Dai Kawamura (Graduated in 1998, School of Political Science and Economics)

Why? There is no graveyard in Yangon! There are many Payas (pagodas) built as a proof of belief including the Shwedagon Paya; however, they are not graves. In Myanmar, people cremate the body until all the bones turn into ashes. And nobody takes the ashes with him. After they take the body to the crematorium, some of the bereaved leave even before the cremation is finished. When we consider the entire country of Myanmar, there are some regions with fine graves.

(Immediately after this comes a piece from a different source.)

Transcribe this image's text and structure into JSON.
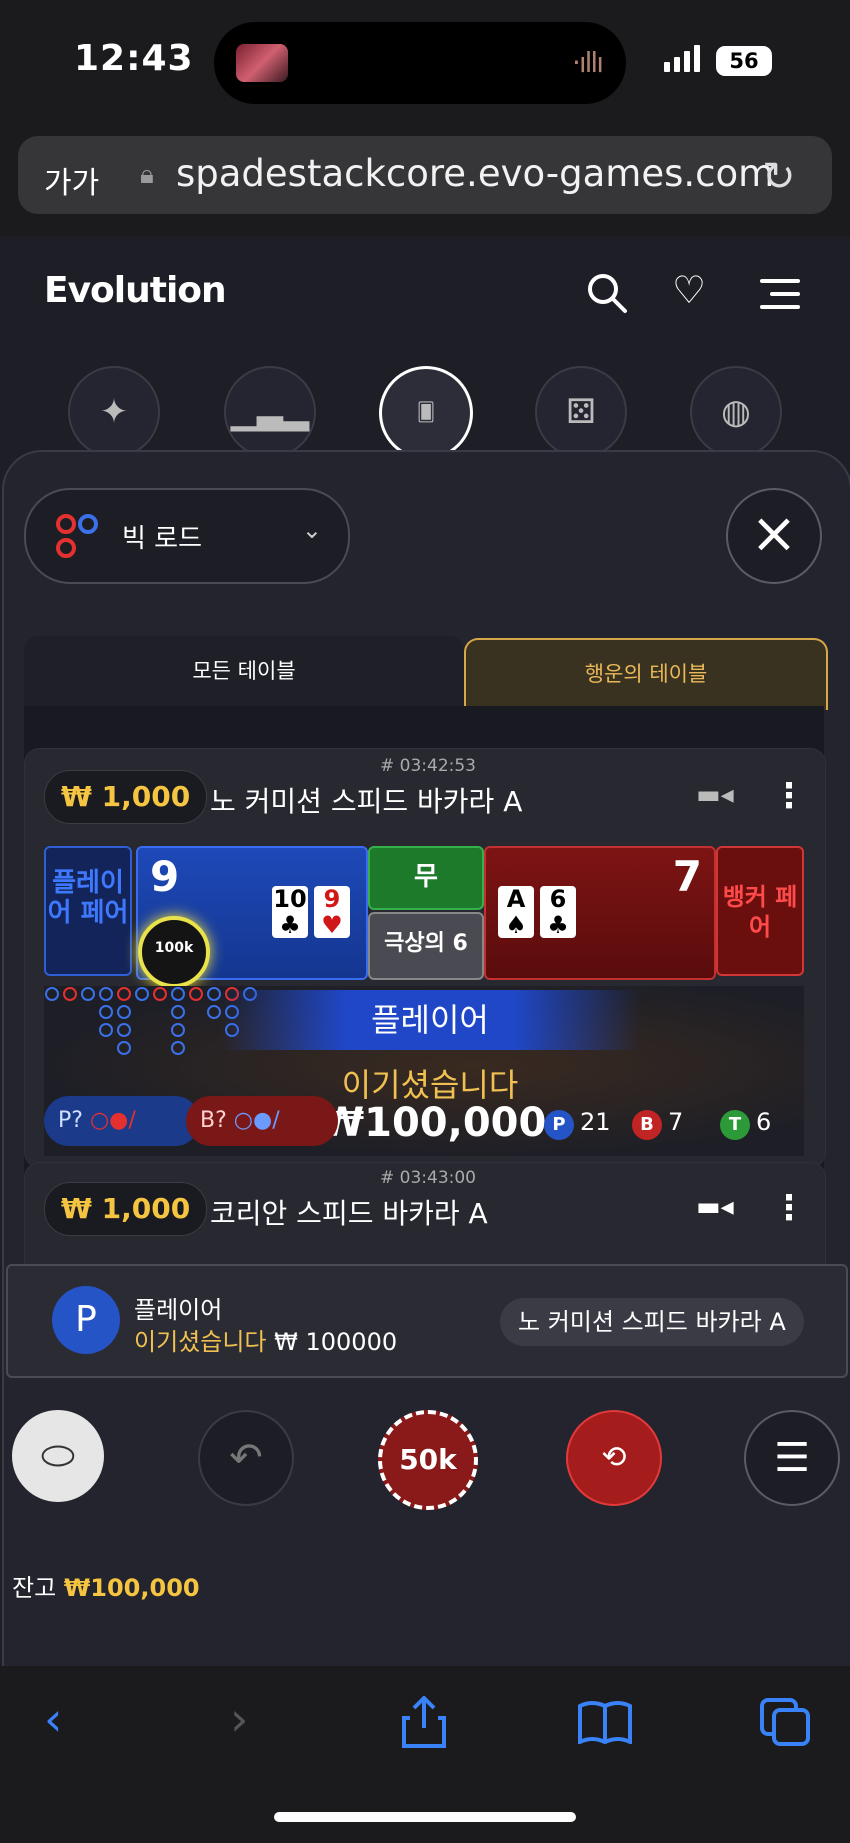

Many Indian Myanmarese, who are Muslims, and Chinese Myanmarese bury the body in a grave.
Tetsu Yamaguchi (Graduated in 1972, School of Commerce)

List of Overseas Branches/
Overseas Tomonkai/
Overseas Tomonkai
Japanese Branches

Overseas Branches
Alumni Association in China / Alumni Association in Korea / Alumni Association in Taiwan
Overseas Tomonkai
Asia
Bangalore Tomonkai / Bangkok Tomonkai / Beijing Tomonkai / Cambodia Tomonkai /
Dalian Tomonkai / Hanoi Tomonkai / Hong Kong Tomonkai / India Tomonkai /
Jakarta Tomonkai / Kanan (South China) Tomonkai / Malaysia Tomonkai / Manila Tomonkai / Mumbai Tomonkai / Myanmar Tomonkai / Saigon Tomonkai / Seoul Tomonkai / Shanghai Tomonkai / Singapore Tomonkai / Suzhou Tomonkai / Taipei Tomonkai / Ulan Bator Tomonkai
Oceania
Brisbane Tomonkai / Melbourne Tomonkai / Perth Tomonkai / Sydney Tomonkai
North America
Boston Tomonkai / Chicago Tomonkai / Georgia Tomonkai / Hawaii Tomonkai / Los Angeles Tomonkai / Michigan Tomonkai / New York Tomonkai / San Francisco Tomonkai / Seattle Tomonkai / Toronto Tomonkai / Vancouver Tomonkai / Greater Washington Tomonkai
Central and South America
Brazil Tomonkai / Chile Tomonkai / Lima Tomonkai / Mexico Tomonkai
Europe
Belgium Tomonkai / Berlin Tomonkai / Denmark Tomonkai / Dusseldorf Tomonkai /
Frankfurt Tomonkai / Geneva Tomonkai / Moscow Tomonkai / Netherlands Tomonkai / Paris Tomonkai / Stockholm Tomonkai / UK Tomonkai
Middle East
Abu Dhabi Tomonkai / Qatar Tomonkai / Tehran Tomonkai
Africa
Egypt Tomonkai / Johannesburg Tomonkai / Kenya Tomonkai
Overseas Tomonkai Japanese Branches
Bangkok Tomonkai Japanese Branch / Beijing Tomonkai Tokyo Branch / Dusseldorf Tomonkai Tokyo Branch / Gaoxiong Tomonkai Alumni Association / Hanoi Tomonkai Japanese Branch / Jakarta Tomonkai Alumni Association / Los Angeles Tomonkai Japan / New York Tomonkai Tokyo Branch /
Paris Tomonkai Tokyo Branch / Saigon Tomonkai Japanese Branch / Shanghai Tomonkai Tokyo Branch / Singapore Tomonkai Japanese Branch / Tokyo Brazil Tomonkai / Tokyo Hong Kong Tomonkai / Tokyo Melbourne Tomonkai / UK Tomonkai Tokyo Branch